The phrase was originally formatted by a Roman author while deploring the declining heroism of Romans after the almighty empire ceased to exist. Consequently, the government kept the Roman populace happy by distributing free food and staging huge spectacles.
Ironically, the Pakistan Television Corporation has become somewhat an exemplification unto the phrase itself. Amidst all the glory and sanctification, the government-owned network was only a sanctuary for its performers up until they could act and continue their job as a crowd pleaser; at its end which they were disposed of and never heard from again.
The 90’s was a golden era for the PTV; spectators nationwide were increasing and growing in numbers and shows that broke all ratings, casted a popular vote from the audiences who were glued to their sets, their absences resonating a hush over the streets at night. Amongst those shows was an all-time favorite Ainak Wala Jin, which portrayed a hysterically sinister character by the name of Bil Batori, played by none other than the very talented Nusrat Ara.
Turned 65, the actress was found begging at the shrine of Data Ali Hajveri for food and money, where after collapsing from starvation and exhaustion, she was brought to Sir Ganga Ram Hospital. The marvel television entertainer’s career came to an end with the termination of the show, and she was unable to locate work anywhere else.
“Is it not cruel that after four decades of serving the Pakistani entertainment industry, I don’t have a roof over my head and the government is not even bothered about that? I am a proud Pakistani and don’t want to complain. But it’s about time that the government reflects upon how it’s looking after its artists and learns from what is happening around the world.” – Nusrat Ara, The Express Tribune.
Other actors like Roohi Bano and Munna Lahori were found in similar situations after facing the aftermath of acute poverty, having no jobs as a straw to grasp at.
It is grimly unfortunate how we as a nation who consistently bewails and laments over the lack of national assets, are resultantly the reason behind their depreciation and downfall for we fail to value and support them as required.
Perhaps on account of the uproar and media exposure created by the discovery of these thespians, the Punjab government finally announced the launch of ‘Artist Khidmat Card Scheme’ on the 23rd of March, 2017 where an allotted amount of funds would transferred to the accounts of a group of notable artists (if they fit the bill of a set criteria) every month.
But the debate remains as to whether the card fulfills the idea of corporate social responsibility.

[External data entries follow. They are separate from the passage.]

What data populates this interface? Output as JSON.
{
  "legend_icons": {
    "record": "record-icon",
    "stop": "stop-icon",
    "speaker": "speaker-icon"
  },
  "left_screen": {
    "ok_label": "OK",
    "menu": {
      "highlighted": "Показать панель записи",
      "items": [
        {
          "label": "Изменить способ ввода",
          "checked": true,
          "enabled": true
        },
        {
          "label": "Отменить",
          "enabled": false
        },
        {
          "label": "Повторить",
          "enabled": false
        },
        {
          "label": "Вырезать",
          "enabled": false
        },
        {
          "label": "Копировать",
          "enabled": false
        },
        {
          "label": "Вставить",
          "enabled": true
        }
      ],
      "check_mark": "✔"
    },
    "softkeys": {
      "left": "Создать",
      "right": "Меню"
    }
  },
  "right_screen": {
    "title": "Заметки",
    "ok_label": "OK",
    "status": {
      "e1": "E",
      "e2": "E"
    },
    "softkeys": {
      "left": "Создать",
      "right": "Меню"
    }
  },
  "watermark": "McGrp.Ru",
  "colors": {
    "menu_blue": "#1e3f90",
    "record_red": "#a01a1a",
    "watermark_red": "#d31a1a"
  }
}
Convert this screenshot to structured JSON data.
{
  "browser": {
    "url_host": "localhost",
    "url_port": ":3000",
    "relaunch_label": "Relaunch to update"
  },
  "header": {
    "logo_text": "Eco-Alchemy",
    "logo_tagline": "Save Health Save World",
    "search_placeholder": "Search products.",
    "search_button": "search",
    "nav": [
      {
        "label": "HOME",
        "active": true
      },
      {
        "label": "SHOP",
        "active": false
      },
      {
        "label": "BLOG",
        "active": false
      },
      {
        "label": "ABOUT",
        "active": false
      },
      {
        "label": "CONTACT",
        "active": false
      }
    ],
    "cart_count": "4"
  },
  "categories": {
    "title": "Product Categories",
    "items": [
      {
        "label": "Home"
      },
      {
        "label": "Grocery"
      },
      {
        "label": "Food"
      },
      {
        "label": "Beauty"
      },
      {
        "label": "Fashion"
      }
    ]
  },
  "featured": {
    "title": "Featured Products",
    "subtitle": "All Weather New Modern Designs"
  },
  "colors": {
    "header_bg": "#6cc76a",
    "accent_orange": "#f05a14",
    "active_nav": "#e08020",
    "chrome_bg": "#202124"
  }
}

Increasing privatization has resulted in a record number of productions starring Pakistanis in documentaries, television serials and movies. The concept of patronage can either attract or repel people from the entertainment industry, since it can often be followed by inefficiency, as well as the test of time as opposed to competition.
Although the scheme is underway as a work in progress, it is hoped that unlike the many previously run strategies, it turns out to be successful and beneficial. Pakistan is already a victim to several financial constraints and corruption, where a budget cut in nearly every sector has become a norm practiced annually. The label of doubt has already been attached over the maintenance of the programme by the government and its continuation at all in the future or at the very least, with the current allocated money.
Moreover, the government has asked artists to step forward and apply for the card online as means of financial assistance but there may be several such people who are unsound of mind or health or void of any technical resource availability to be able to this. Similarly, the scheme only covers citizens possessing Punjab domicile which seems to be an unfair distinction. This brings us to another ruthless prospect which indicates that the Pakistani government has a very poor track record of the identification of our artists.